The Weather Research and Forecasting (WRF) model is a next generation meteorological model being developed collaboratively among several agencies (NOAA/NCEP, NOAA/ESRL, NCAR). WRF-Chem is a version of WRF that also simultaneously simulates the emission, turbulent mixing, transport, transformation, and fate of trace gases and aerosols. The WRF Atmospheric Chemistry Working Group is guiding the development of WRF-Chem.
- Integrate WRF-Chem simulations and a wide range of field campaign measurements to develop a better understanding of local and regional-scale evolution of particulates and aerosol radiative forcing that are sub-grid scale processes for global climate models
- Employ the modeling framework of WRF-Chem to develop new treatments of aerosol processes for global climate models
- Perform process studies investigating aerosol aging, aerosol-cloud interactions, and aerosol radiative forcing
- Explore the feasibility of using a version of WRF-Chem as a regional climate model

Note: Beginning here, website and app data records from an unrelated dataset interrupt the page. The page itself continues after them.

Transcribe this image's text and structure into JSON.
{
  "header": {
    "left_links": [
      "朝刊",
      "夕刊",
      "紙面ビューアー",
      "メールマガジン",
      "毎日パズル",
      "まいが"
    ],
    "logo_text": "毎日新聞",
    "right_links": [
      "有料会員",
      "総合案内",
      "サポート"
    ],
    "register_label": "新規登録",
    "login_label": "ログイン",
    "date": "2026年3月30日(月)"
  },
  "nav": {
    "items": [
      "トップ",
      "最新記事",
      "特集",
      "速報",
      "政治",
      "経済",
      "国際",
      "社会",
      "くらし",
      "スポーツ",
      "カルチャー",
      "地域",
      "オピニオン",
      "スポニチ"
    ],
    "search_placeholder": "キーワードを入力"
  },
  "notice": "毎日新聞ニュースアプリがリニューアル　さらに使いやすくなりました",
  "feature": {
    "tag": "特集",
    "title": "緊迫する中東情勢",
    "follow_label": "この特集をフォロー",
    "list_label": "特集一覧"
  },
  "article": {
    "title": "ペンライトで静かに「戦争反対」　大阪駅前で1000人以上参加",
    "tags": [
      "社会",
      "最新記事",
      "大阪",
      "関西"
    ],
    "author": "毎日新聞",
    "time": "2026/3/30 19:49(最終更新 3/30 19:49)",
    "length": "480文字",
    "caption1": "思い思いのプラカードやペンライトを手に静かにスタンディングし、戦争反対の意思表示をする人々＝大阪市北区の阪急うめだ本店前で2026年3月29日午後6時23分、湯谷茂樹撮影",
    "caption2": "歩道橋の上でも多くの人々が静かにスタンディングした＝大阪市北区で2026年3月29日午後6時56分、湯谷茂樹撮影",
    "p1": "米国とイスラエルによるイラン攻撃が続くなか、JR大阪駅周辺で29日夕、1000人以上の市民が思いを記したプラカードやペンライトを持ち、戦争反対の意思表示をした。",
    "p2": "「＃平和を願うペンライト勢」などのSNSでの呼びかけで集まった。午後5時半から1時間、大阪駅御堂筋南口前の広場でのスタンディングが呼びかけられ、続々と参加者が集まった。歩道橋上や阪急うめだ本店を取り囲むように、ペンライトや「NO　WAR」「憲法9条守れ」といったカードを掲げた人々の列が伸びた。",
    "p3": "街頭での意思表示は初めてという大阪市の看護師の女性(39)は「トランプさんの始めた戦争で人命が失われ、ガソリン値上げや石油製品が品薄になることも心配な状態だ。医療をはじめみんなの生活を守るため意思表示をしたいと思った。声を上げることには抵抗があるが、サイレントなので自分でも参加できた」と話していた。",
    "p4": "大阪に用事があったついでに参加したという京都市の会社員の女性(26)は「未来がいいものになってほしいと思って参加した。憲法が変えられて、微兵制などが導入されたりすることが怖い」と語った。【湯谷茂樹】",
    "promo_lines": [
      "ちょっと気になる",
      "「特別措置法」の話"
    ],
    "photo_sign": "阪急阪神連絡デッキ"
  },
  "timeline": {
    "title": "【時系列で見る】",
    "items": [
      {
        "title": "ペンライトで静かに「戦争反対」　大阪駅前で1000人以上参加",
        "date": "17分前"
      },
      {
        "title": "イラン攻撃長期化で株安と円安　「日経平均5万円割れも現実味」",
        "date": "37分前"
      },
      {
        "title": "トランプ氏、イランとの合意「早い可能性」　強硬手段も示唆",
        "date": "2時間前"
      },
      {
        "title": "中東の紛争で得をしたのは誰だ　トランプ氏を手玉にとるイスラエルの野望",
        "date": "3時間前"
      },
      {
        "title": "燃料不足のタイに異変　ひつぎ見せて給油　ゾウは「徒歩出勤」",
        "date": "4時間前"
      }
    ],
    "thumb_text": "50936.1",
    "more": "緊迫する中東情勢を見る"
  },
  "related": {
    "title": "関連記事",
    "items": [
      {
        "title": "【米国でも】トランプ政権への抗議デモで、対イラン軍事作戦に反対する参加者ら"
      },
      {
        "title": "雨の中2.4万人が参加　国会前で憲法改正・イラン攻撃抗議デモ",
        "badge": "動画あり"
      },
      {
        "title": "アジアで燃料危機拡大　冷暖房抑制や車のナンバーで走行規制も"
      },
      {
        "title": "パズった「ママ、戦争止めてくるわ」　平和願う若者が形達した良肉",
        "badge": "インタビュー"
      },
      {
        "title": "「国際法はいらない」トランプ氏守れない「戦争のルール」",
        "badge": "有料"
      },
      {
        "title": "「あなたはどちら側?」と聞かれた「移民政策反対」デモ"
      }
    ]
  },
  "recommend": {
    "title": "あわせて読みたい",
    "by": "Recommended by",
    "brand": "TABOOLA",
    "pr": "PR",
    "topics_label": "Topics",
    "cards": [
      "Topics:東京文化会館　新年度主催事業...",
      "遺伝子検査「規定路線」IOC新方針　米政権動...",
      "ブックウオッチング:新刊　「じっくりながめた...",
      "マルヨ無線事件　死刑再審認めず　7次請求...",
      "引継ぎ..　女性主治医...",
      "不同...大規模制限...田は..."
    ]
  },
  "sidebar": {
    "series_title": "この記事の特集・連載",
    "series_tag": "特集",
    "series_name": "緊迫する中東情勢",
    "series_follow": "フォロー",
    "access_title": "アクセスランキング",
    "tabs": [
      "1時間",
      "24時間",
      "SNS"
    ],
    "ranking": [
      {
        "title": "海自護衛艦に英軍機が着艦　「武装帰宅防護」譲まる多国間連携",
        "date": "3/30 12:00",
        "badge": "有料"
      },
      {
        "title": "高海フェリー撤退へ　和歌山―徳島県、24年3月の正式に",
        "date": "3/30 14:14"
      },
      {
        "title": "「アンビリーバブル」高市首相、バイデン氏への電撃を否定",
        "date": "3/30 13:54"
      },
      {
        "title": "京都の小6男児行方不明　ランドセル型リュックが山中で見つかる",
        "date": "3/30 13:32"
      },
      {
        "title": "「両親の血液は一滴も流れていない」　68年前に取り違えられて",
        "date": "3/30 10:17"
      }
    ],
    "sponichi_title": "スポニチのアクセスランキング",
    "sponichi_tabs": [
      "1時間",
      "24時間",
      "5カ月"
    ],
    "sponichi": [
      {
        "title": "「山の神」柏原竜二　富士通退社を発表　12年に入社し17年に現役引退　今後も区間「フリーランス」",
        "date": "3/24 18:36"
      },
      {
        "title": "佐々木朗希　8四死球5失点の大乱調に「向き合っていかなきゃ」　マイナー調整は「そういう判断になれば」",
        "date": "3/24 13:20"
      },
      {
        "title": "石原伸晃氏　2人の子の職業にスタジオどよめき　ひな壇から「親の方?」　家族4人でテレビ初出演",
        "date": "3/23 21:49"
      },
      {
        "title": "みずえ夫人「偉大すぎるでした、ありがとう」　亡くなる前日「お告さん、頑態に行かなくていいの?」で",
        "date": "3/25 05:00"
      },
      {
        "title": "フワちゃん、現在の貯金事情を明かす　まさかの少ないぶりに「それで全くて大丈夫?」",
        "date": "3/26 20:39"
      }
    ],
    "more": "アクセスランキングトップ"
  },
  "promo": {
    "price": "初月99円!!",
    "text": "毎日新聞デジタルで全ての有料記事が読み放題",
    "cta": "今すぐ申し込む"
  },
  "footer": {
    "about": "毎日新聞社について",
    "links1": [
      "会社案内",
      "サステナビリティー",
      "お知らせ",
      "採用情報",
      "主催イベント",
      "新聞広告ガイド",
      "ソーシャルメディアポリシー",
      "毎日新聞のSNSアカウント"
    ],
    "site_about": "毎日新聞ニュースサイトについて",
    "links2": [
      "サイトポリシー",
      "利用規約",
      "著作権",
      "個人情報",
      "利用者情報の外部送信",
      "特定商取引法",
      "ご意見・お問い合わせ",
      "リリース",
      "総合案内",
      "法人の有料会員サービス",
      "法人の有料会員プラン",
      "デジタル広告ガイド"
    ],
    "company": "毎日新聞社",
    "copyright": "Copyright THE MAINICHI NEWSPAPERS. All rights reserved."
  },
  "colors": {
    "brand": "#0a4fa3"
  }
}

As part of an internal PNNL project, the trace gas and aerosol chemistry modules of the PNNL Eulerian Gas and Aerosol Scalable Unified System (PEGASUS) [Fast et al., 2002; 2006] were implemented into the WRF framework during 2004 and 2005. An "off-line" coupling of meteorology and chemistry is employed in PEGASUS so that the meteorological fields are read from files at specified time intervals; however, the "on-line" coupling of meteorology and chemistry in WRF more accurately represents of the evolution of trace gases and aerosols and permits the inclusion of feedback processes important for climate applications. Aerosol-radiation-cloud feedback processes, cloud chemistry, and cloud-aerosol interactions were incorporated into WRF-Chem during 2005 and 2006. Merging chemistry and aerosol process modules into the WRF framework have enabled PNNL scientists to better understand the uncertainties associated with aerosol radiative forcing and the impact of aerosols on clouds, distribute PNNL research among the scientific community, and promote collaborative activities with other research groups.